Conflicts of an Urban Age, now exhibited in Berlin at BOX Freiraum from 21 June to 29 July 2017, was first developed as a Special Project for the 2016 International Architecture Exhibition of La Biennale di Venezia. Opening hours: Wednesday to Saturday, 14:00 to 18:00.
Cities occupy less than 1% of global land, but generate over two-thirds of the world’s economic output. They are the stage-sets for social opportunity and social inequality. While some cities are pioneering sustainable and imaginative solutions, many are not. New city forms are also emerging, with profound social and environmental consequences for billions of urban dwellers.

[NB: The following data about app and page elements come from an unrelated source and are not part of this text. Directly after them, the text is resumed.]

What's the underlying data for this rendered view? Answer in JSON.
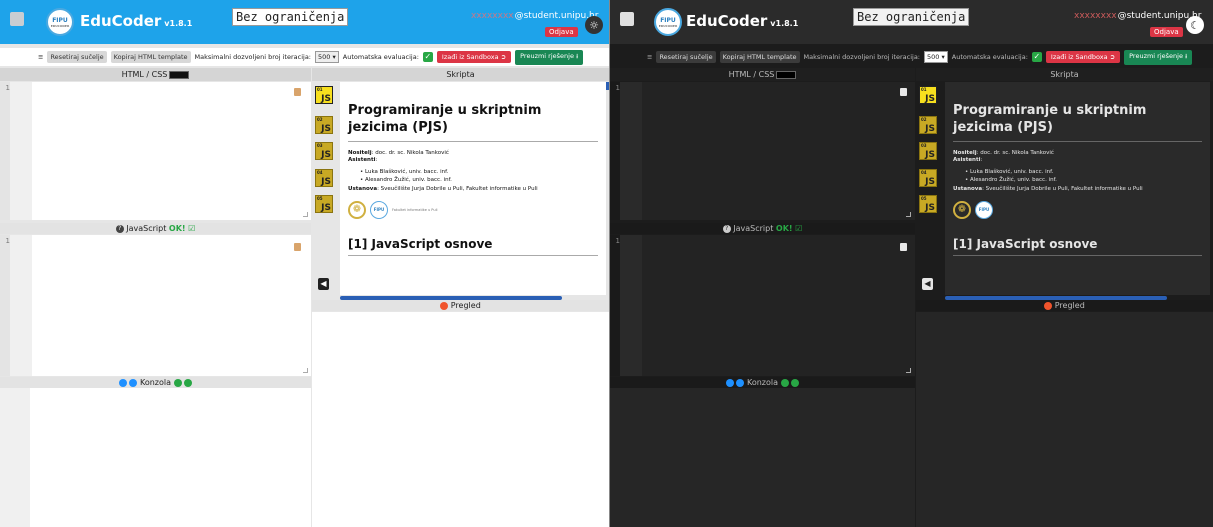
{
  "app": {
    "name": "EduCoder",
    "version": "v1.8.1",
    "logo_text": "FIPU",
    "mode": "Bez ograničenja",
    "user_hidden": "xxxxxxxx",
    "user_email": "@student.unipu.hr",
    "logout_label": "Odjava",
    "light_theme_icon": "sun-icon",
    "dark_theme_icon": "moon-icon"
  },
  "toolbar": {
    "settings_icon": "sliders-icon",
    "reset_label": "Resetiraj sučelje",
    "copy_label": "Kopiraj HTML template",
    "max_iter_label": "Maksimalni dozvoljeni broj iteracija:",
    "max_iter_value": "500",
    "auto_eval_label": "Automatska evaluacija:",
    "exit_label": "Izađi iz Sandboxa",
    "download_label": "Preuzmi rješenje"
  },
  "panels": {
    "html_css": "HTML / CSS",
    "script": "Skripta",
    "javascript": "JavaScript",
    "ok": "OK!",
    "console": "Konzola",
    "preview": "Pregled",
    "line1": "1"
  },
  "doc": {
    "title": "Programiranje u skriptnim jezicima (PJS)",
    "holder_label": "Nositelj",
    "holder_value": ": doc. dr. sc. Nikola Tanković",
    "assistants_label": "Asistenti",
    "assistants": [
      "Luka Blašković, univ. bacc. inf.",
      "Alesandro Žužić, univ. bacc. inf."
    ],
    "institution_label": "Ustanova",
    "institution_value": ": Sveučilište Jurja Dobrile u Puli, Fakultet informatike u Puli",
    "faculty_text": "Fakultet informatike u Puli",
    "logo_text": "FIPU",
    "section_title": "[1] JavaScript osnove"
  },
  "js_tiles": {
    "label": "JS",
    "numbers": [
      "01",
      "02",
      "03",
      "04",
      "05"
    ]
  },
  "colors": {
    "header_light": "#1ea3ea",
    "header_dark": "#2b2b2b",
    "danger": "#dc3545",
    "success": "#198754",
    "js_yellow": "#f7df1e"
  }
}
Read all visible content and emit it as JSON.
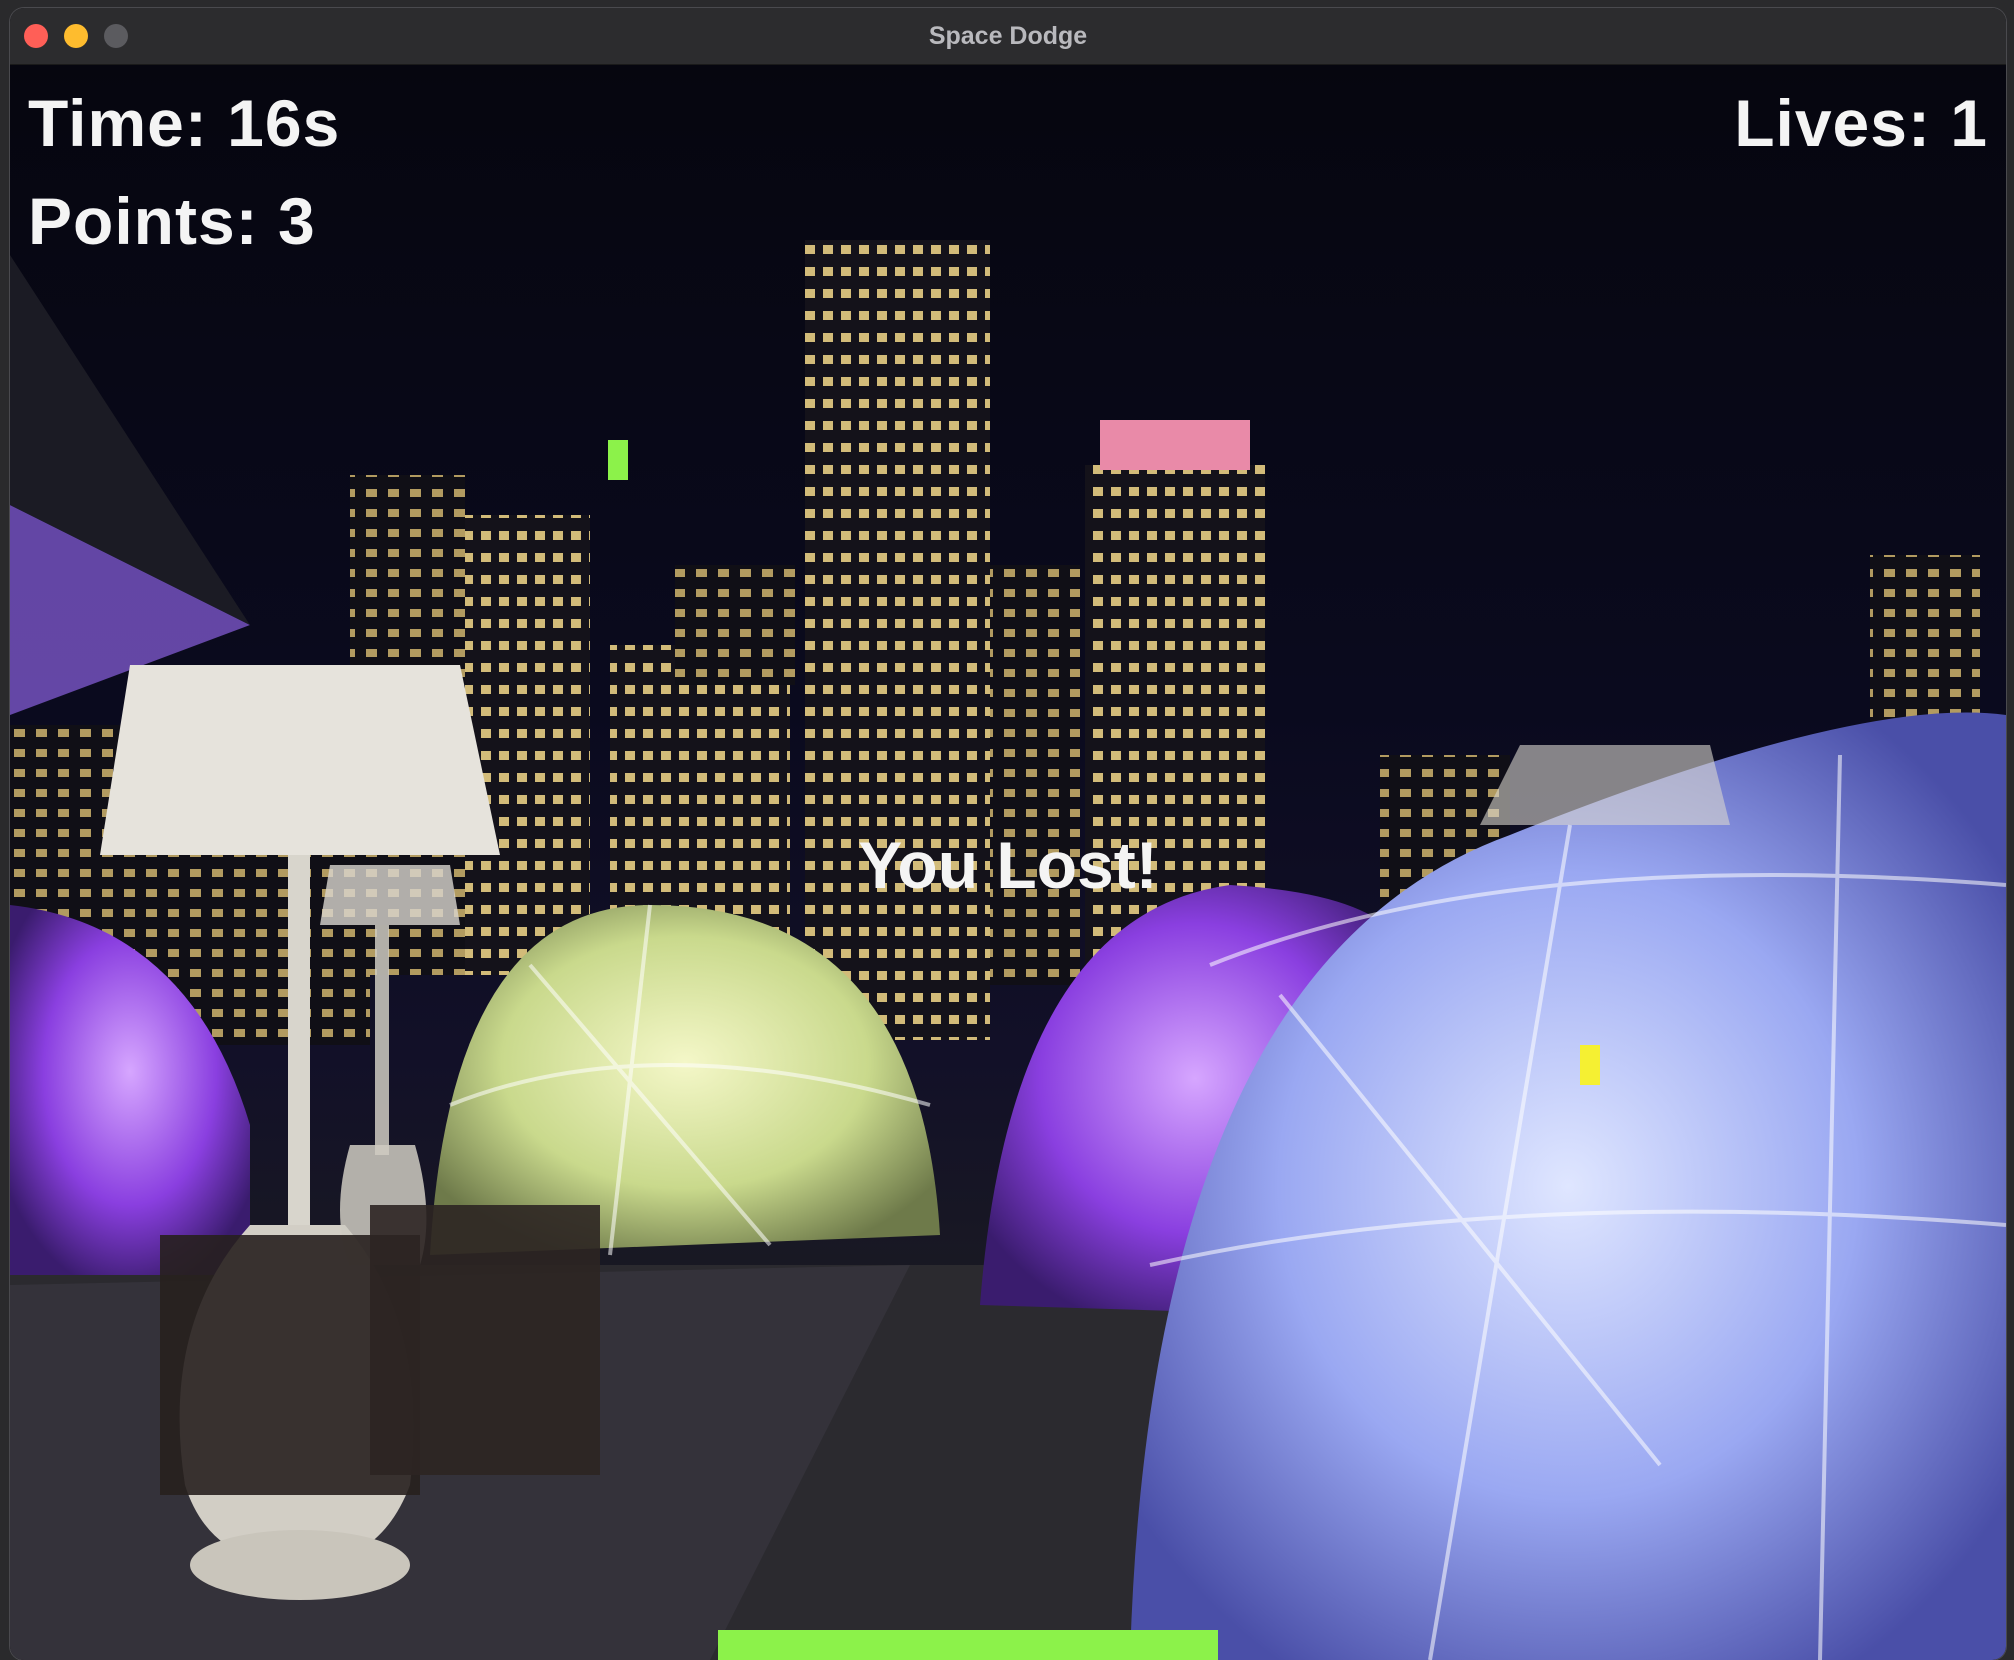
{
  "window": {
    "title": "Space Dodge"
  },
  "hud": {
    "time_text": "Time: 16s",
    "points_text": "Points: 3",
    "lives_text": "Lives: 1"
  },
  "message": "You Lost!",
  "colors": {
    "player": "#8cf24a",
    "projectile_green": "#8cf24a",
    "projectile_yellow": "#f5f032",
    "hud_text": "#f4f4f4"
  }
}
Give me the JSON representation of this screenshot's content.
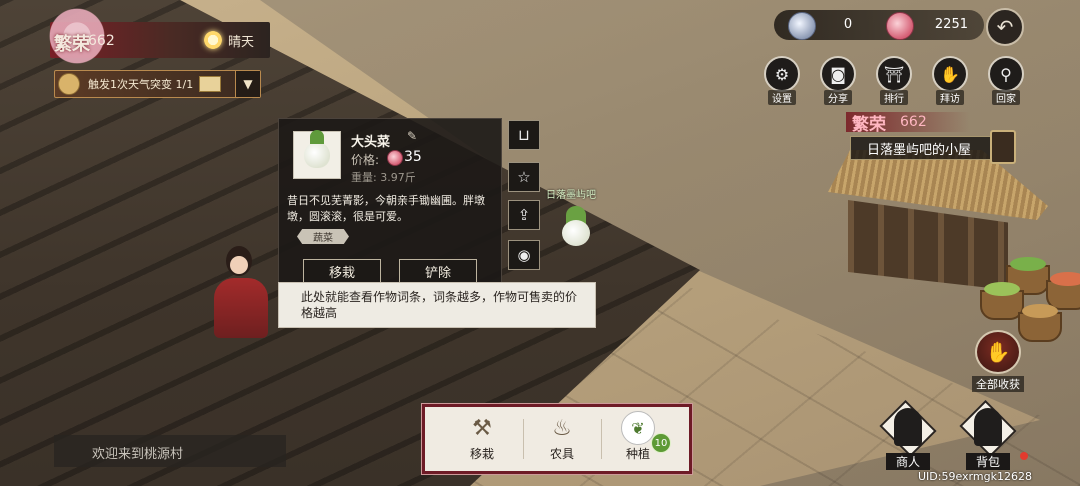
{
  "status": {
    "prosperity_label": "繁荣",
    "prosperity_value": "662",
    "weather": "晴天",
    "event_text": "触发1次天气突变 1/1"
  },
  "currency": {
    "silver": "0",
    "jade": "2251"
  },
  "menu": [
    {
      "label": "设置",
      "icon": "gear-icon"
    },
    {
      "label": "分享",
      "icon": "camera-icon"
    },
    {
      "label": "排行",
      "icon": "gate-icon"
    },
    {
      "label": "拜访",
      "icon": "handshake-icon"
    },
    {
      "label": "回家",
      "icon": "location-pin-icon"
    }
  ],
  "house": {
    "prosperity_label": "繁荣",
    "prosperity_value": "662",
    "name": "日落墨屿吧的小屋"
  },
  "item_card": {
    "name": "大头菜",
    "price_label": "价格:",
    "price": "35",
    "weight": "重量: 3.97斤",
    "description": "昔日不见芜菁影，今朝亲手锄幽圃。胖墩墩，圆滚滚，很是可爱。",
    "tag": "蔬菜",
    "action_transplant": "移栽",
    "action_remove": "铲除"
  },
  "plot_owner_label": "日落墨屿吧",
  "tip_text": "此处就能查看作物词条，词条越多，作物可售卖的价格越高",
  "toolbar": {
    "transplant": "移栽",
    "tools": "农具",
    "plant": "种植",
    "plant_count": "10"
  },
  "chat_placeholder": "欢迎来到桃源村",
  "harvest_all": "全部收获",
  "merchant": "商人",
  "backpack": "背包",
  "uid": "UID:59exrmgk12628"
}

The Urban Age, a research project jointly organised by LSE Cities at the The London School of Economics and Political Science — LSE and Deutsche Bank's Alfred Herrhausen Gesellschaft, has been exploring the conflicts that lie behind this new urban reality for over a decade. This exhibition describes how seven cities – Addis Ababa, Berlin, Istanbul, London, Mexico City, Mumbai and Shanghai – have changed over the last 25 years. It foregrounds individual narratives on how the physical environment has adapted to societal change and presents data on the urban dynamics that affect people’s lives. It features select examples of ‘incremental’ and ‘instant’ urbanism that are shaping and shaped by the conflicts and tensions of the contemporary city. In addition, Urban Age research provides a comparative overview of how cities across the world are organised, planned and managed.